My radio chirps that they’re all set. The back-up guide, Rich Peterson, counts down. The light is going fast and there’s no time to hesitate.
I say a quick, “I love you” and drop in. Pushing myself over the cornice’s ledge, I land weightlessly on the spine. It’s a dance two thousand feet above, death all around me. A few quick turns and my sluff builds. Rich’s voice crackles through the radio telling me to slow down. I laugh a bit as I rally up onto the knife-edge, and for the first time, I don’t feel like I need any outside reinforcement about what to do, but I appreciate his concern. I watch as the sluff pours over the sides of the razor-thin ridge. Staying light, I bounce from one side of the ridge to the other. It’s too narrow to stay on top. I don’t look down, knowing my eyes will take me wherever they go. I fight to keep them trained straight ahead of me, forcing myself to breathe, repeating internally, don’t look down… breathe…don’t look down… breathe.

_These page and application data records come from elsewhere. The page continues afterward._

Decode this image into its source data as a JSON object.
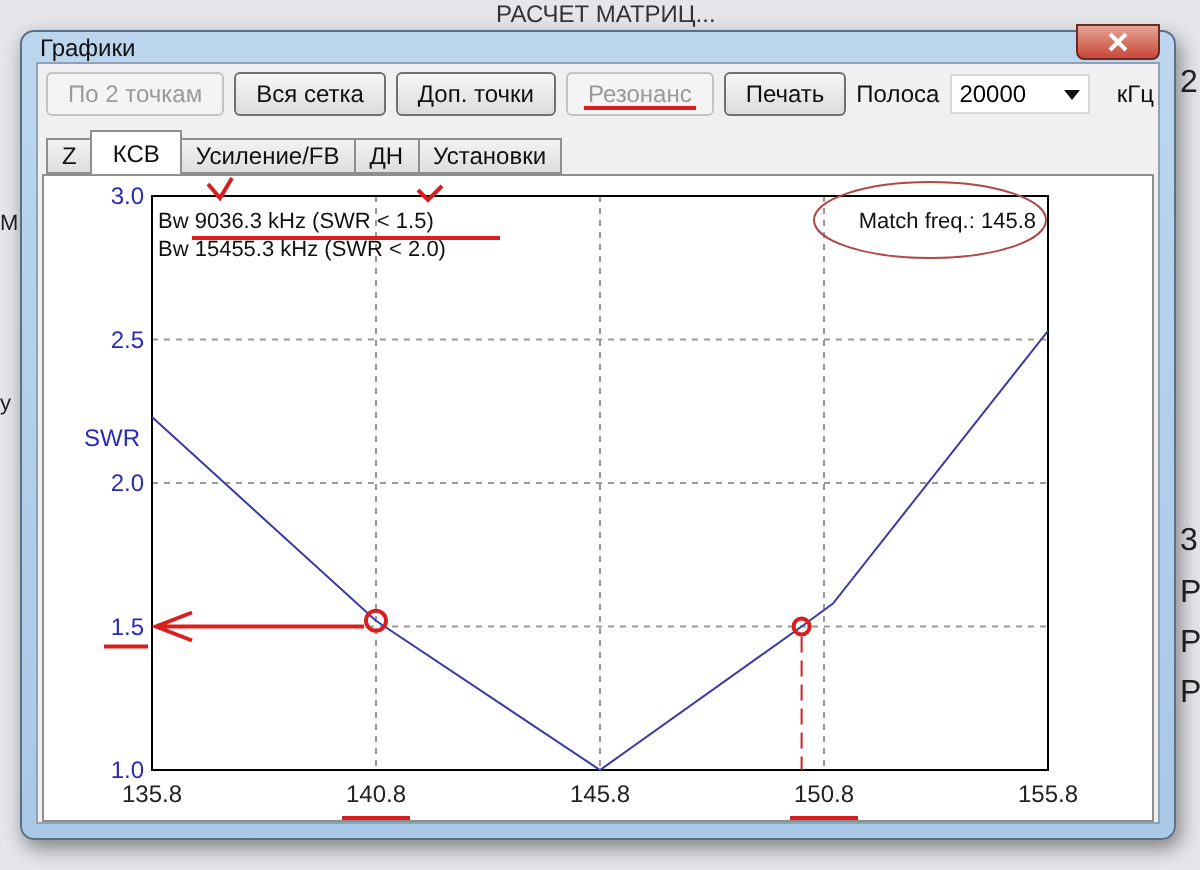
{
  "background_app": {
    "heading": "РАСЧЕТ МАТРИЦ...",
    "left_fragments": [
      "М",
      "у"
    ],
    "right_fragments": [
      "2",
      "3",
      "Р",
      "Р",
      "Р"
    ]
  },
  "window": {
    "title": "Графики"
  },
  "buttons": [
    {
      "label": "По 2 точкам",
      "disabled": true
    },
    {
      "label": "Вся сетка",
      "disabled": false
    },
    {
      "label": "Доп. точки",
      "disabled": false
    },
    {
      "label": "Резонанс",
      "disabled": true,
      "underlined": true
    },
    {
      "label": "Печать",
      "disabled": false
    }
  ],
  "band": {
    "label": "Полоса",
    "value": "20000",
    "unit": "кГц"
  },
  "tabs": [
    {
      "label": "Z",
      "selected": false
    },
    {
      "label": "КСВ",
      "selected": true
    },
    {
      "label": "Усиление/FB",
      "selected": false
    },
    {
      "label": "ДН",
      "selected": false
    },
    {
      "label": "Установки",
      "selected": false
    }
  ],
  "chart": {
    "bandwidth_lines": [
      "Bw 9036.3 kHz (SWR < 1.5)",
      "Bw 15455.3 kHz (SWR < 2.0)"
    ],
    "match_label": "Match freq.: 145.8",
    "chart_data": {
      "type": "line",
      "grid": true,
      "xlim": [
        135.8,
        155.8
      ],
      "ylim": [
        1.0,
        3.0
      ],
      "xticks": [
        {
          "value": 135.8,
          "label": "135.8"
        },
        {
          "value": 140.8,
          "label": "140.8"
        },
        {
          "value": 145.8,
          "label": "145.8"
        },
        {
          "value": 150.8,
          "label": "150.8"
        },
        {
          "value": 155.8,
          "label": "155.8"
        }
      ],
      "yticks": [
        {
          "value": 1.0,
          "label": "1.0"
        },
        {
          "value": 1.5,
          "label": "1.5"
        },
        {
          "value": 2.0,
          "label": "2.0"
        },
        {
          "value": 2.5,
          "label": "2.5"
        },
        {
          "value": 3.0,
          "label": "3.0"
        }
      ],
      "x": [
        135.8,
        140.8,
        145.8,
        150.3,
        151.0,
        155.8
      ],
      "series": [
        {
          "name": "SWR",
          "color": "#3a3aa8",
          "values": [
            2.23,
            1.52,
            1.0,
            1.5,
            1.58,
            2.53
          ]
        }
      ]
    }
  }
}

Arriving at the diving board platform, I take a few quick breaths. Feeling like a tiny cat on the tippy top of the world’s biggest skyscraper, blowing in the wind with no way down except, down…down…down…in every direction. I wonder if my friends watching from below think I’m gripped and want a rescue but I’m laughing out loud now. Because I can. Because I’m actually, finally here and I’m going to enjoy every millisecond with this majestic creature some people call a mountain. Because after so many years of fear in these places, I finally feel like I belong, like I deserve to be here. Because I’m ready and just want to dance.
Dropping over the precipice, the next few turns become visible. Now the sluff is really starting to move and I put my foot on the gas. It’s a test of faith, there are no landmarks to aim for, just memorization of every undulation and spine formation. Rich comes on the radio and says, “Stay right, stay right,” but I know exactly where I am. I lay into a few turns knowing full well it will really get the sluff moving. Knowing it adds fire and power to the dragon that’s chasing me but I’m playing with her now. I’m not afraid like I’ve been for so long. Not skiing all locked up and forced like so many times in the past. This time I’m loose and playful. Enjoying the moment enough to truly play…to dance with this million- pound ancient dragon.

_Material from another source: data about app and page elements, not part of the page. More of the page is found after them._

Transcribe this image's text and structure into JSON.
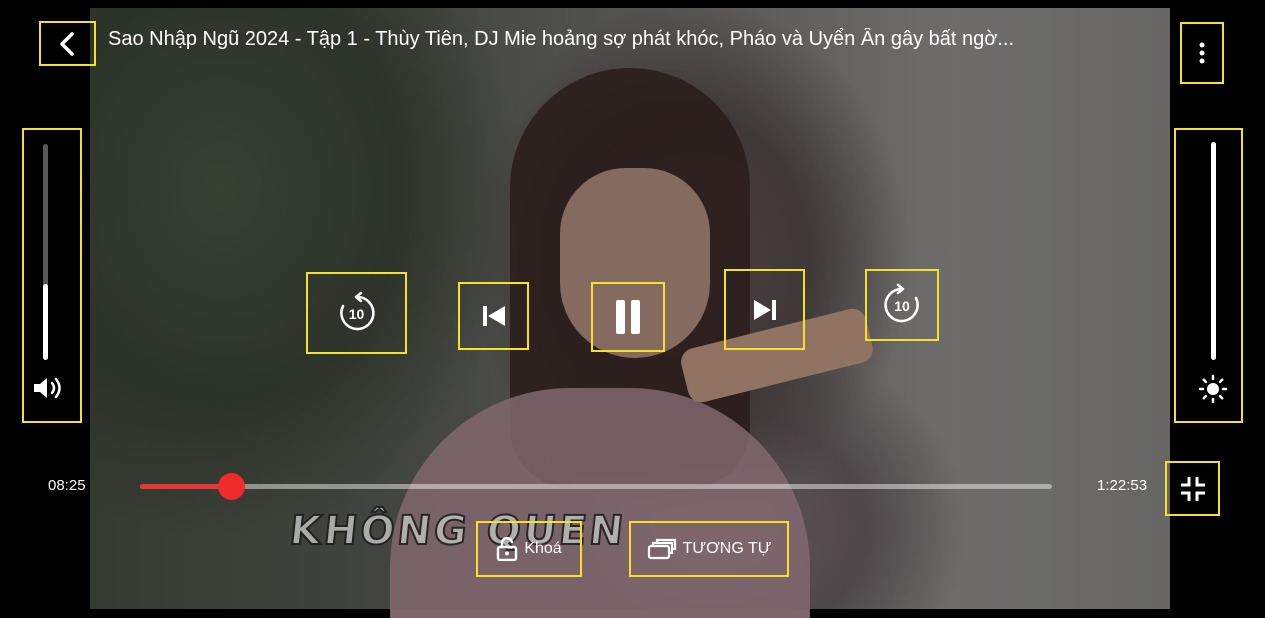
{
  "header": {
    "title": "Sao Nhập Ngũ 2024 - Tập 1 - Thùy Tiên, DJ Mie hoảng sợ phát khóc, Pháo và Uyển Ân gây bất ngờ...",
    "back_icon": "chevron-left-icon",
    "menu_icon": "more-vertical-icon"
  },
  "video": {
    "overlay_text": "KHÔNG QUEN"
  },
  "volume": {
    "level": 0.35,
    "icon": "volume-icon"
  },
  "brightness": {
    "level": 1.0,
    "icon": "brightness-icon"
  },
  "controls": {
    "rewind_label": "10",
    "forward_label": "10",
    "rewind_icon": "replay-10-icon",
    "previous_icon": "skip-previous-icon",
    "pause_icon": "pause-icon",
    "next_icon": "skip-next-icon",
    "forward_icon": "forward-10-icon"
  },
  "progress": {
    "current_time": "08:25",
    "total_time": "1:22:53",
    "fraction": 0.1
  },
  "bottom": {
    "lock_label": "Khoá",
    "similar_label": "TƯƠNG TỰ",
    "lock_icon": "unlock-icon",
    "similar_icon": "playlist-icon",
    "fullscreen_exit_icon": "fullscreen-exit-icon"
  },
  "colors": {
    "highlight": "#f4e22a",
    "progress": "#e53935"
  }
}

The bottom run-out is finally in sight and part of me wants to slow it down just to stay here longer, but I don’t. The steepness of the line has me going faster as my inside hand flows into the wall of snow behind me the way a surfer’s back hand finds the barrel. It’s a moment I’d dreamt about for so long. Worked so hard to find. Gambled so much to achieve. I transition into another turn, free falling at least 15 feet down the impossibly steep face… swoosh… swoosh… from one perfect turn to the next.
Tucking my knees to my chest, I sail over the final bergschrund crack—where snow pulls away from the mountain creating a crevasse—and onto the glacier, floating on air and trying to stay alert for potential crevasses and respecting my training and protocol. Coming to a gentle stop, I’m still too in shock, too humbled, too amazed to make a peep.

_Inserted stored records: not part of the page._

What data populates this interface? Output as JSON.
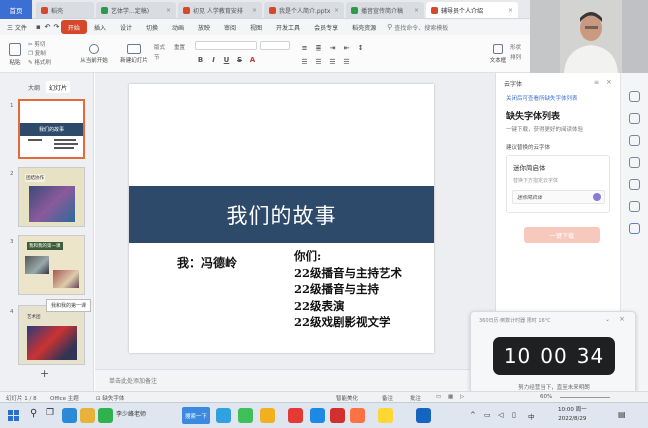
{
  "tabbar": {
    "home": "首页",
    "tabs": [
      {
        "label": "稻壳",
        "color": "#d6482b"
      },
      {
        "label": "艺体学...定稿)",
        "color": "#2b9a4a"
      },
      {
        "label": "初见 人学教育安排",
        "color": "#d6482b"
      },
      {
        "label": "我是个人简介.pptx",
        "color": "#d6482b"
      },
      {
        "label": "播音宣传简介稿",
        "color": "#2b9a4a"
      },
      {
        "label": "辅导员个人介绍",
        "color": "#d6482b"
      }
    ]
  },
  "menubar": {
    "file": "三 文件",
    "start": "开始",
    "items": [
      "插入",
      "设计",
      "切换",
      "动画",
      "放映",
      "审阅",
      "视图",
      "开发工具",
      "会员专享",
      "稻壳资源"
    ],
    "search": "查找命令、搜索模板"
  },
  "ribbon": {
    "paste": "粘贴",
    "cut": "剪切",
    "copy": "复制",
    "format_painter": "格式刷",
    "play_from_current": "从当前开始",
    "new_slide": "新建幻灯片",
    "layout": "版式",
    "section": "节",
    "reset": "重置",
    "textbox": "文本框",
    "shape": "形状",
    "arrange": "排列"
  },
  "leftpanel": {
    "tab_outline": "大纲",
    "tab_slides": "幻灯片",
    "thumbs": [
      {
        "num": "1",
        "title": "我们的故事"
      },
      {
        "num": "2",
        "title": "团结协作"
      },
      {
        "num": "3",
        "title": "我和我的第一课"
      },
      {
        "num": "4",
        "title": "艺术团"
      }
    ],
    "tooltip": "我和我的第一课",
    "add": "+"
  },
  "slide": {
    "title": "我们的故事",
    "me": "我：冯德岭",
    "classes": [
      "你们:",
      "22级播音与主持艺术",
      "22级播音与主持",
      "22级表演",
      "22级戏剧影视文学"
    ]
  },
  "notes": {
    "placeholder": "单击此处添加备注"
  },
  "rightpanel": {
    "header": "云字体",
    "link": "关闭后可查看所缺失字体列表",
    "title": "缺失字体列表",
    "subtitle": "一键下载，获得更好的阅读体验",
    "recommend": "建议替换的云字体",
    "font_name": "迷你简启体",
    "font_desc": "替换下方指定云字体",
    "preview": "迷你简启体",
    "download_button": "一键下载"
  },
  "timer": {
    "title": "360日历·倒数计时器 限时 16°C",
    "hours": "10",
    "minutes": "00",
    "seconds": "34",
    "motto": "努力经营当下，直至未来明朗"
  },
  "statusbar": {
    "slide_indicator": "幻灯片 1 / 8",
    "theme": "Office 主题",
    "missing_font": "缺失字体",
    "beautify": "智能美化",
    "notes": "备注",
    "comments": "批注",
    "zoom": "60%"
  },
  "taskbar": {
    "search_placeholder": "搜索一下",
    "user": "李少峰老师",
    "time": "10:00 周一",
    "date": "2022/8/29",
    "lang": "中"
  },
  "colors": {
    "accent": "#d6482b",
    "slide_band": "#2d4a6b",
    "selected_thumb": "#e56a3a",
    "download_button": "#f6c9bc"
  }
}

My team cheers from above and Rich’s voice comes over the radio. “Great job, Dyer,” but I barely hear him. I’m laughing and can’t stop.
Flying back, the moon is huge and glowing in the long twilight as we head towards the last rays of the sunset and now I can’t stop thanking everyone on my team. Everyone who worked so hard to help me make this dream of mine a reality, all the people who believed in me and showed up for me and supported me through all the ups and downs. Lastly, I thank myself, something that’s never come naturally for me. I thank myself for showing up, for being willing to take on the responsibility of failure for the potential of success.
I think to myself, “Maybe anything really is possible.”